Field Courses

Field Courses give students unparalleled opportunities to immerse themselves in the study of organisms and biological processes in natural habitats. These are classes that allow students to live among and breathe in the very topics that they are studying!

Occasionally, field courses on other topics in Biology are offered. To check on the availability of such courses, please contact Ms. Julie Fredlund at 970.248.1993.

Tropical Field Biology (BIOL 407 & BIOL 507)

Next Offering: Please contact the instructor.

Instructor: Dr. Tom Walla

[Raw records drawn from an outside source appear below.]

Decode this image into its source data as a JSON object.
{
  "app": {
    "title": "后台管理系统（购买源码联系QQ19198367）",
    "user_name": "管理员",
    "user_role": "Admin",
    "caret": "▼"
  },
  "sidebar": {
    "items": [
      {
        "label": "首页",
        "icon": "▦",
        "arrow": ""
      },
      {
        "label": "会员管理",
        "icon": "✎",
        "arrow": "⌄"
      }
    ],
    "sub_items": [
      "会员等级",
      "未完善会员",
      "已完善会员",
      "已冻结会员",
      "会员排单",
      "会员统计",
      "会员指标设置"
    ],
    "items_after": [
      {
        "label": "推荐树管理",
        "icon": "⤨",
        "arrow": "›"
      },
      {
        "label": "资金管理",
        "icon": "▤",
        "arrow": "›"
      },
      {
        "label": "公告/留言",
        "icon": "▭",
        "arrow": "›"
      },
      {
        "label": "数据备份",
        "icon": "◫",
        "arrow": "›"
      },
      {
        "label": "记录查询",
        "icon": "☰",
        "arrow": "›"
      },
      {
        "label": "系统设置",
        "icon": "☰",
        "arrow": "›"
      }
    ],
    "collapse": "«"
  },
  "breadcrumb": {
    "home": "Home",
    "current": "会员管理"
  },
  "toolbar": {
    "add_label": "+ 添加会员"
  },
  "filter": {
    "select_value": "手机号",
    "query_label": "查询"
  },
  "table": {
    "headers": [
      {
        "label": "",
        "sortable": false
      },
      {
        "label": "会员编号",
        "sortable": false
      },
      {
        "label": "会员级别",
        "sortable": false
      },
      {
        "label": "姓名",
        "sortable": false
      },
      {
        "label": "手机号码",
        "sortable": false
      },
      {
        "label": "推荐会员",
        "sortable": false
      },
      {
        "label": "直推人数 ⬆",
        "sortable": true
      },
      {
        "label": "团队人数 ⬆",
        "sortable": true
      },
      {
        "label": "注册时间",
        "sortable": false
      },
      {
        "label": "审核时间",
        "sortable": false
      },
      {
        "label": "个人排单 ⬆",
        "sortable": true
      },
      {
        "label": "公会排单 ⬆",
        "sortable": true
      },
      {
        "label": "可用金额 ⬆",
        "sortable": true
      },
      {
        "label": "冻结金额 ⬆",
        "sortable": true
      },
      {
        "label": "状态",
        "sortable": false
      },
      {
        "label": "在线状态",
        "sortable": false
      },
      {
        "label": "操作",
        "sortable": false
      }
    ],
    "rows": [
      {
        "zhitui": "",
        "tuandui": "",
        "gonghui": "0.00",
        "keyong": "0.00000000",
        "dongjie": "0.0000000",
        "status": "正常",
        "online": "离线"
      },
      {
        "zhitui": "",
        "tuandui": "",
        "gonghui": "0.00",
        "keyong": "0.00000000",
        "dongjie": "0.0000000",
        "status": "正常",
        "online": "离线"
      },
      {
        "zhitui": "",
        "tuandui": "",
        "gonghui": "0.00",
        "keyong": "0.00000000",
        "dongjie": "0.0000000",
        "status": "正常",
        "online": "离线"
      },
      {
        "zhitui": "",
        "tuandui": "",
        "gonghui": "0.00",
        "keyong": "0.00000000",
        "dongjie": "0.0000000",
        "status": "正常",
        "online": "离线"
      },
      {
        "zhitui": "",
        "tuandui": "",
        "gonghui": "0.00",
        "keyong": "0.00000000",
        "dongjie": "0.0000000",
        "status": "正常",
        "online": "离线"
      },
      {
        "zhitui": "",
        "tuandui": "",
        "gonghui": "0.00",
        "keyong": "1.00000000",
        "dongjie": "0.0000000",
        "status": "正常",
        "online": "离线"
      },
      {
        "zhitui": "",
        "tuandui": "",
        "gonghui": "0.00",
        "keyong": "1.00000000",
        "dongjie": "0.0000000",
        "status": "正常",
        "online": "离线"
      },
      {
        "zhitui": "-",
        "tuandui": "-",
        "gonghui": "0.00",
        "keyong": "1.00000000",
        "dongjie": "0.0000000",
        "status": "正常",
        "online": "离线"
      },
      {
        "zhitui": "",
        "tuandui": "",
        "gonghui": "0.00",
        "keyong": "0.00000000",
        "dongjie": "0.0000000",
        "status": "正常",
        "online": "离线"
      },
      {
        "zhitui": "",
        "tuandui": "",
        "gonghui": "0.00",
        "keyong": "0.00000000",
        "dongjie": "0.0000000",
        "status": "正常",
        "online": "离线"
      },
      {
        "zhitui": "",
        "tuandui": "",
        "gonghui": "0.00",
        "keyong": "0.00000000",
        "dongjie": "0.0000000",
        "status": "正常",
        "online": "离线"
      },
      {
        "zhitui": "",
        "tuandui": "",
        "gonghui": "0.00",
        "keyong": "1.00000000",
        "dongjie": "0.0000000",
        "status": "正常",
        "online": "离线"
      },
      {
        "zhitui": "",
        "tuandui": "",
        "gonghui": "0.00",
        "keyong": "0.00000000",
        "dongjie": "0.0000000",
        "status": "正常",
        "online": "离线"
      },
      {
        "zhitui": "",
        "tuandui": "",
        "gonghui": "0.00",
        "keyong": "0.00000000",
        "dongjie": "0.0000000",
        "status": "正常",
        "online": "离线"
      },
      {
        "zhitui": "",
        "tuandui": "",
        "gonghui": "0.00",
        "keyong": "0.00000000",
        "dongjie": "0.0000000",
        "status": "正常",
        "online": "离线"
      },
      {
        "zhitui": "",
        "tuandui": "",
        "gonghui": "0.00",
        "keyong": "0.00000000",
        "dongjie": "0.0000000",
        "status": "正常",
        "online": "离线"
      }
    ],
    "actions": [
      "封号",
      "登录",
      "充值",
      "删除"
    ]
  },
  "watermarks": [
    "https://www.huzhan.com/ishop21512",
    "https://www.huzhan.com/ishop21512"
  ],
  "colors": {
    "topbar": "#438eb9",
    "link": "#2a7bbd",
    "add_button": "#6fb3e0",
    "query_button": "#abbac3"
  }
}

BIOL 407 is a 5-credit, 3-week course is offered every year in Ecuador. Once students arrive in Ecuador, they are accompanied by Dr. Walla and a handful of guides to several remote tropical habitats. These include the lowland rainforest, the cloud forest, and the paramo. Depending upon the availability, students may also travel to the Galapagos Islands. As students learn the natural histories of the organisms that are found in each area, they also learn how to establish and test hypotheses. Group and independent projects enable students to hone their skills in the process of science. Journaling and oral presentations allow students to communicate their thoughts and their findings to their instructors and peers. This course can also be taken at the graduate level (BIOL 507).

For more information on the undergraduate or graduate-level sections of this course, please e-mail or call Dr. Tom Walla at 970.248.1146.

Marine Invertebrate Communities (BIOL 433 & BIOL 533)

Next offering: To be Determined

Instructor: Dr. Aparna Palmer

BIOL 433 is an intensive, one-week course is offered every other year on the Oregon coast. Students live at a marine station and spend their days and evenings exploring various habitats, examining the collected organisms in the lab, and attending short lectures on the various communities of invertebrates. Rocky intertidal, mudflat, sandy beach, estuarine, and sub-tidal communities are surveyed during the course. Students are asked to specialize on organisms of their interest and give oral presentations to introduce their peers to the natural history of their invertebrates of choice. They are also required to write short papers on each of their organisms upon returning to the Colorado Mesa University campus.

This course can also be taken at the graduate level (BIOL 533). In addition to completing the fieldwork, students in the graduate level course are required to complete a scientific study and write a scientific paper on their research. Students will be work individually with Dr. Palmer to become familiar with techniques in experimental design, hypothesis testing, data collection, and data analysis. Dr. Palmer will also work closely with students in the writing of their papers.

For more information on this course or the graduate-level equivalent, please contact Dr. Aparna Palmer at